Attribution error for a $1,700 set of three sconces assigned to Andre Arbus

On June 2017, French auction house ADER sold a set of three wall lamps, but failed to provide the name of the artist. He even assigned the set to the wrong Artist... We fixed this!

 

At DOCANTIC, we investigate the proper identification of 20th Century furniture, and provide accurate documentation. Here’s an example from our case files!

 

ADER NORDMANN got pulled over by the DOCANTIC PATROL for Identity theft violation: wrong artist!

 

On June 2nd, 2017, one popular auction house in France, ADER, with its Columbo of expert, Emmanuel Eyraud, has sold a set of three wrought iron sconces estimated around $1,800 at auction. According to their records, and eyewitness accounts, they gave no information about the artist’s identity except for "1940 artwork in the maneer of Andre ARBUS, Arrows...".

Missing person alert! (Exhibit #1).

Exhibit #1

The DOCANTIC PATROL’s investigators went for a ride to their headquarters, and started digging through their records room to search & rescue the missing artist. A couple of minutes later, after following a trail of clues they found that a copy of the February 1951 “La Maison Française” held the answer!

The evidence below shows the mugshots of the cover and the page in which the non-attributed wall lamps in question have been captured (Exhibit #2).

The DOCANTIC PATROL’s investigative team identified, without a shadow of doubt, the original artist of the sconces named Jacques Tournus!

 

 

Exhibit #2

 

Some auctioneers deliberately do not assign an artist’s name to a work of art if the artist is relatively unknown. Numerous auction price databases are open to the public and allow anyone to find the market value of an artist. By correctly attributing the work to a low-value-artist, the auction house sets a de facto bidding limit. On the other hand, by intentionally keeping their name off the record, the expert maximizes the chance someone might over bid, because they incorrectly believe the piece was made by a well-known designer. Scam.

In this specific example, Jacques Tounrus is considered a 20th Century furniture market outsider. He gets less than 2K results in a Google Search (for comparison, “Jacques Adnet” gets 100 times more) and only 6 auction results on Artprice.com (“Jacques Adnet” gets 2,700 auction results, his fingerprints are all over the place!)…

However, according to our virtuose, our expertise ace, the sconces have been made in the 1940's... OUPS Manu!! these sconces are not from the 1940's but from the 1950's. Undeniably, "Emmanuel" is a very popular first name in France this year...but it seems that they all have issues with numbers, don't they?... Age does not seem to be their priority...
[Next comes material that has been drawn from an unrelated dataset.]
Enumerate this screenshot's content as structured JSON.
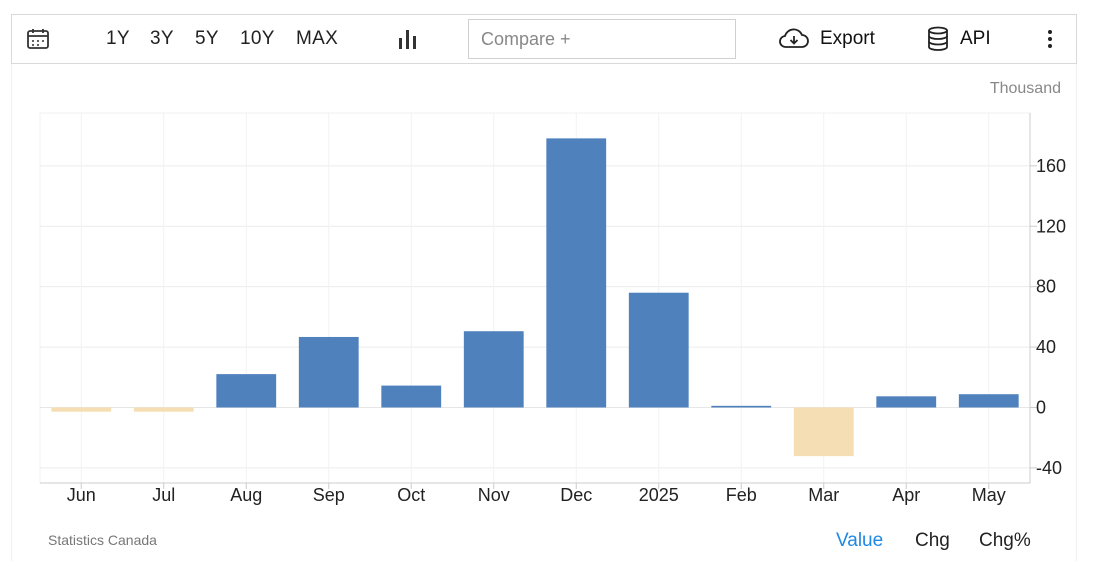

Assigning these sconces to Andre Arbus based on "arrow" shape only, sems to be an easy way to vet, right? Through this very interesting and theoretical reasoning, Andre Arbus would have manufactured a lot...(Exhibit #3).

Exhibit #3

 

Joking apart, this error is not a big deal, but you should go visit public librairies to be up to code, dear Manu!!...

 

DOCANTIC patrols the market to make sure that 20th Century furniture and works of art receive proper attribution and accurate documentation, so that collectors may sell and/or purchase works at the correct price. To protect and to serve the art community, that's our job!.

How do we classify our files? Find out here.

 

Book ’em! The auction house or the art dealer provided little or no corroborating evidence in the form of documentation for this item.

 

Time Off!  The expert made a significant mistake on this item. His attributed period came in way off. No early parole!

 

Missing persons alert! The auction house or the art dealer failed to uncover and identify the artist for this item.

 

Identity theft! They’re guilty of the worst crime of all: mislabeling the artist with another alias. And Picasso painted the Mona Lisa, right?!

 

 

 

The Fact Sheet on DOCANTIC PATROL

 

The obsessive, nitpicky and no-holds-barred investigative team at DOCANTIC maintains an unparalleled database of original documentation for 20th Century, Art Nouveau, and Art Deco & Design furniture and works of art.

At DOCANTIC we believe that designers deserve proper identification for each work they have created, and that any art lover should confidently pay the right price for his or her purchase. We see the art world filled with both talented artists and con artist and, therefore, also riddled with innumerable attribution errors and outrageous pricing mistakes. By supplying authentic period photographs, DOCANTIC catches and apprehends the undervaluation (or overvaluation) of furniture and works of art. That’s our mission. We stop errors dead in their tracks. We serve and protect 20th Century furniture’s reputation.

Headquartered in Los Angeles, DOCANTIC sets the bar for the identification of 20th Century furniture, and shares with every art lover the information that has been kept under wraps by a handful of experts for far too long!